You might recall a news item from 2021 when a laser pointer was aimed at a Huntington Beach Police Department helicopter investigating a fatal hit and run accident. These types of dangerous pranks are not new to police department arial surveillance and investigations. In this case, the police were able to capture an image of the man pointing the laser by utilizing the helicopter’s thermal camera. The officers in the helicopter called in for an on-the-ground police response to investigate.

Patrol officers responded to the apartment building where the image of the laser pointing suspect was located and identified a man they believed to be the suspect standing on a balcony of a second floor apartment. When the police contacted a resident inside that apartment, a woman, they determined that she lived there with her boyfriend, who police believed was the suspect. After that encounter, the suspect appeared and stepped outside the apartment onto the landing. The officers led the suspect downstairs where they spoke with the suspect. The officers detained the suspect and handcuffed him to a mailbox.

While speaking with the suspect, another officer went back to the apartment and asked the suspect’s girlfriend if they could search the apartment for a laser pointer. She consented. As she was signing the consent form, the suspect yelled up to his girlfriend to not let the police in or talk to them. He also yelled that she should talk to the police outside There was no dispute that the officers and the suspect’s girlfriend heard the suspect.  The officers searched the apartment and found a laser pointer with the suspect’s name etched on it. The suspect was arrested.

The suspect’s attorney was on-the-ball and filed a motion to suppress the laser pointer evidence because he did not consent to the search even though the suspects co-tenant, his girlfriend, did consent. Previous case law suggested that when one co-tenant consents to a search and another does not, the lack of consent is only valid if the objection is made at the doorway, i.e., physically present at the location of the search. The trial court denied the motion to suppress on these grounds. The district court agreed with the trial court upon appeal.

The case was then taken to the federal court. The Ninth Circuit Court of Appeals carefully analyzed case precedents and determined that the suspects objection to the search was valid. Even though he was not at the doorway, he was in such close proximity to the apartment as to be “physically present.”

While, in this case, the Ninth Circuit made a ruling that still left the defendant on the hook for some incriminating post-arrests statements he made, the court did reverse the district court and found the search was unlawful and in violation of the defendant’s Fourth Amendment rights.

What is the upshot? In a case where one or more residents of a residential dwelling consents to a search, but one or more other residents do not consent, the objection to the search is valid as long as that objection is made by an inhabitant who is physically present to object. “Physically present” can mean within earshot or eyesight.
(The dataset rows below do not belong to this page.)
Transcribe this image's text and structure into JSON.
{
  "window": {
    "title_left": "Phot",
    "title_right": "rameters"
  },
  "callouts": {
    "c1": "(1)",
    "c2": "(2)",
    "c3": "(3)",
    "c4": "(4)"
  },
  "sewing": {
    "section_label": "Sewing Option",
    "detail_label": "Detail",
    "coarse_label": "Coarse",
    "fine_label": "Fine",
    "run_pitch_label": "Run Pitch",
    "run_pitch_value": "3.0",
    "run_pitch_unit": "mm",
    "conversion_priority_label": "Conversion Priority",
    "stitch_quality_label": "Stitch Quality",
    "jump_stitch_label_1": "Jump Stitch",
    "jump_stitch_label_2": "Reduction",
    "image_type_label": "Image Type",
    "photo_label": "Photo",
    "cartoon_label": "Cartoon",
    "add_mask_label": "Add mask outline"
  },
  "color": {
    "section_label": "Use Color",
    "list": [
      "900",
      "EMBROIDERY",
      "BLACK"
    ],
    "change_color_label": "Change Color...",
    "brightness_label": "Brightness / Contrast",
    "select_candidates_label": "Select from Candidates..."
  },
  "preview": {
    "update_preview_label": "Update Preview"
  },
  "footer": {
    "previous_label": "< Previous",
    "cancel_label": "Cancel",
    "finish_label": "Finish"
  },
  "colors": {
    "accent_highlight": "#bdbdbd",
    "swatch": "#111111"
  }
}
The objection to the search will take precedence over the consent.

The United States and California Constitutions protect you from unreasonable search and seizure. When those rights are violated, your best defense may be a motion to suppress the evidence. One of the first things Orange County criminal defense attorney William Weinberg considers when reviewing a case is whether there was a potential violation of the client’s rights, thus warranting a motion to suppress the evidence. Often, when such a motion is granted by the court, the case ends up dismissed because crucial evidence is excluded.

Mr. Weinberg is available for a complimentary consultation to review your case where he will offer you what he thinks is your best defense. You may reach him at his Irvine office at 949-474-8008 or by emailing him at